The Oregon Bar, however, backed by the Oregon Supreme Court in 1987 refused to admit him to membership.

Don’t some prisoners become lawyers while in prison? Or is this a movie thing?

Also, is there a difference between “becoming a lawyer” and “being admitted to the bar”?

Anyone can study the law. Anyone can hold themselves out as someone who is a law professional (a lawyer). Only someone who has been “admitted to the bar” can actually practice law in the state, or before the federal bench.

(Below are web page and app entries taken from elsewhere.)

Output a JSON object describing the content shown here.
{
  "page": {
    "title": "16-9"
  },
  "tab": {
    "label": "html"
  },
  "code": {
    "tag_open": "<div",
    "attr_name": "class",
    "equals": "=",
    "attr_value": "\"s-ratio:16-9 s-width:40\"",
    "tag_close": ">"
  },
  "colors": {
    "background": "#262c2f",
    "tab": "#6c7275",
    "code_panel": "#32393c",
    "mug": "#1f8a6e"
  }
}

Thus, in California where I was admitted, I went to law school for three years. Arguably, this made me a lawyer. After that, I took the bar exam and passed. Having already submitted my application, in which I let the state know everything important about me, especially about my moral character, and having passed their exam, the California bar association admitted me to membership, which in that state, is what is needed to legally practice law.

Some years ago, working for a New York State agency which had a counsel on retainer who had a steep hourly charge, my immediate boss and I had occasion to acquaint ourselves with the distinction between “legal research” and “practicing law” – since our agency was charged with giving technical assistance, including in particular “how to” write-ups on complying with NYS’s intricate regulatory systems, for small part-time local government officials.

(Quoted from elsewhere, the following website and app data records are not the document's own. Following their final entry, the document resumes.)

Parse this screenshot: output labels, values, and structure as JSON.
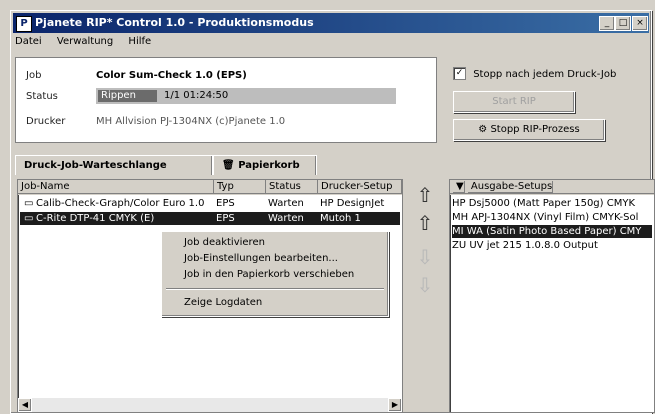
{
  "window": {
    "title": "Pjanete RIP* Control 1.0 - Produktionsmodus",
    "min": "_",
    "max": "□",
    "close": "×"
  },
  "menu": [
    "Datei",
    "Verwaltung",
    "Hilfe"
  ],
  "info": {
    "job_label": "Job",
    "job_value": "Color Sum-Check 1.0 (EPS)",
    "status_label": "Status",
    "status_state": "Rippen",
    "status_value": "1/1 01:24:50",
    "printer_label": "Drucker",
    "printer_value": "MH Allvision PJ-1304NX (c)Pjanete 1.0"
  },
  "options": {
    "stop_after_job_checked": true,
    "stop_after_job_label": "Stopp nach jedem Druck-Job",
    "disabled_button_label": "Start RIP",
    "stop_rip_label": "Stopp RIP-Prozess"
  },
  "tabs": [
    "Druck-Job-Warteschlange",
    "Papierkorb"
  ],
  "joblist": {
    "columns": [
      "Job-Name",
      "Typ",
      "Status",
      "Drucker-Setup"
    ],
    "rows": [
      {
        "name": "Calib-Check-Graph/Color Euro 1.0",
        "type": "EPS",
        "status": "Warten",
        "setup": "HP DesignJet"
      },
      {
        "name": "C-Rite DTP-41 CMYK (E)",
        "type": "EPS",
        "status": "Warten",
        "setup": "Mutoh 1"
      }
    ]
  },
  "context_menu": [
    "Job deaktivieren",
    "Job-Einstellungen bearbeiten...",
    "Job in den Papierkorb verschieben",
    "Zeige Logdaten"
  ],
  "right_panel": {
    "header": "Ausgabe-Setups",
    "items": [
      "HP Dsj5000 (Matt Paper 150g) CMYK",
      "MH APJ-1304NX (Vinyl Film) CMYK-Sol",
      "MI WA (Satin Photo Based Paper) CMY",
      "ZU UV jet 215 1.0.8.0 Output"
    ]
  }
}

[li]Any clown can give you his opinion about the law for free – and it’s probably worth exactly what you pay for it.[/li][li]Legal research consists in determining what the law says, and in rephrasing it in a manner that may be easier to follow. (E.g., if following legally prescribed procedure X means you need to comply with statute Y first, you can list them in that order.) In the course of this, you MUST only restate what the law says must be done – avoiding carefully telling the person what he or she ought to do.[/li][li]Practicing law means, for renumeration, giving people legal advice. And it is substantially more complex than “look it up and tell him what he needs to do.” (It would be prudent to let a lawyer explain why this is so.)[/li][/ul]

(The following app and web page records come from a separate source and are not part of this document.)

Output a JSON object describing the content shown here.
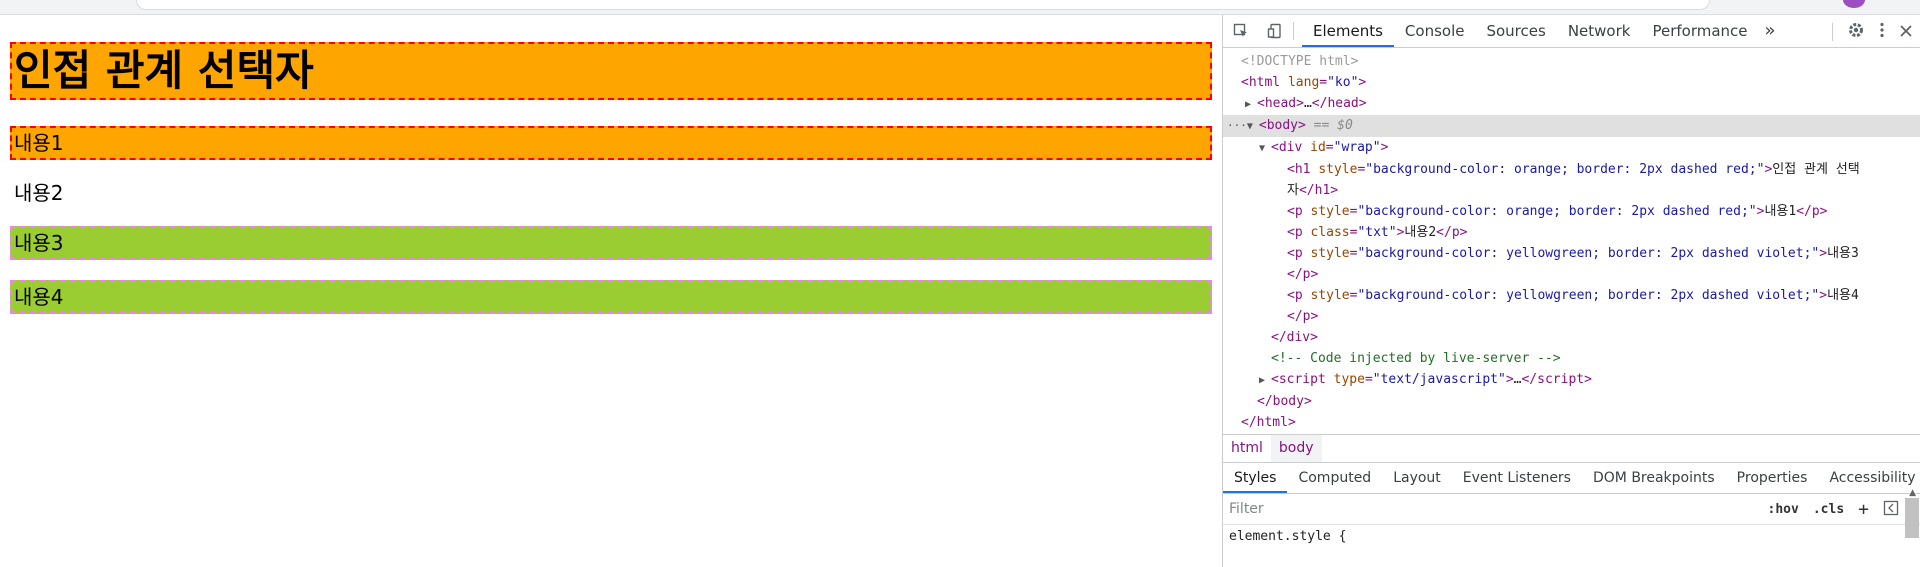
{
  "page": {
    "heading": "인접 관계 선택자",
    "p1": "내용1",
    "p2": "내용2",
    "p3": "내용3",
    "p4": "내용4"
  },
  "devtools": {
    "tabs": [
      "Elements",
      "Console",
      "Sources",
      "Network",
      "Performance"
    ],
    "more_tabs": "»",
    "dom": {
      "doctype": "<!DOCTYPE html>",
      "html_open_tag": "html",
      "html_lang_attr": "lang",
      "html_lang_val": "\"ko\"",
      "head_collapsed": "…",
      "body_tag": "body",
      "body_eq": "== $0",
      "div_attr": "id",
      "div_val": "\"wrap\"",
      "h1_style": "\"background-color: orange; border: 2px dashed red;\"",
      "h1_text_a": "인접 관계 선택",
      "h1_text_b": "자",
      "p1_style": "\"background-color: orange; border: 2px dashed red;\"",
      "p1_text": "내용1",
      "p2_class_val": "\"txt\"",
      "p2_text": "내용2",
      "p3_style": "\"background-color: yellowgreen; border: 2px dashed violet;\"",
      "p3_text": "내용3",
      "p4_style": "\"background-color: yellowgreen; border: 2px dashed violet;\"",
      "p4_text": "내용4",
      "comment": "<!-- Code injected by live-server -->",
      "script_type_val": "\"text/javascript\"",
      "script_collapsed": "…"
    },
    "breadcrumbs": [
      "html",
      "body"
    ],
    "style_tabs": [
      "Styles",
      "Computed",
      "Layout",
      "Event Listeners",
      "DOM Breakpoints",
      "Properties",
      "Accessibility"
    ],
    "filter_placeholder": "Filter",
    "hov": ":hov",
    "cls": ".cls",
    "element_style": "element.style {"
  },
  "colors": {
    "orange": "#ffa500",
    "yellowgreen": "#9acd32",
    "accent": "#1a73e8"
  }
}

It really depends on a host of factors, most of them subjective. The type of crime, the time that has passed, and what the bar decides.

I had a friend who passed the character and fitness in California despite having had a DUI and drug possession conviction on his record from five years prior. He disclosed everything and they didn’t give him any grief.

Then again, another guy I know was rejected by the Virginia State Bar for a DUI from the previous year.

A guy in Arizona who did time for murder went to law school and graduated. Last I heard he was fighting to be a lawyer, not sure what happened to him.

I have a close friend who had DUI and Public Intoxication convictions who was admitted. Sworn in right next to me. He had to interview with a member of the Bar’s Character and Fitness Committee, but they excused his youthful indiscretion.

Quite so. In Ohio, a criminal conviction is not automatically disqualifying, but you’d better believe that someone with a criminal conviction in his or her past is going to get a very careful looking-over.

Our Supreme Court has the last word, and may accept or reject the advice of its committee on admission to the bar and local advisory panels. All of these decisions are a matter of public record and are reported, with names, in the state bar journal. Overall, the court tends to take a “better safe than sorry” approach. When in doubt, it will deny admission. Sometimes the court will kick the case down the road a few years, inviting the person to apply again and to then provide further (or more persuasive) proof of suitability to practice law. That’s as it should be, IMHO. A bad lawyer can screw up the lives of lots of people.

And once admitted to the bar in Ohio, a felony conviction will automatically lead to disbarment.

There’s a state by state survey in this pdf:

So … since IANAL … if someone for whatever reason thinks I could give them some useful legal advice and I said “give me $100 and I’ll tell you” and they’re stupid enough to do so … have I broken the law?

Yes, you could have a (noncriminal) complaint brought against you for unauthorized practice of law.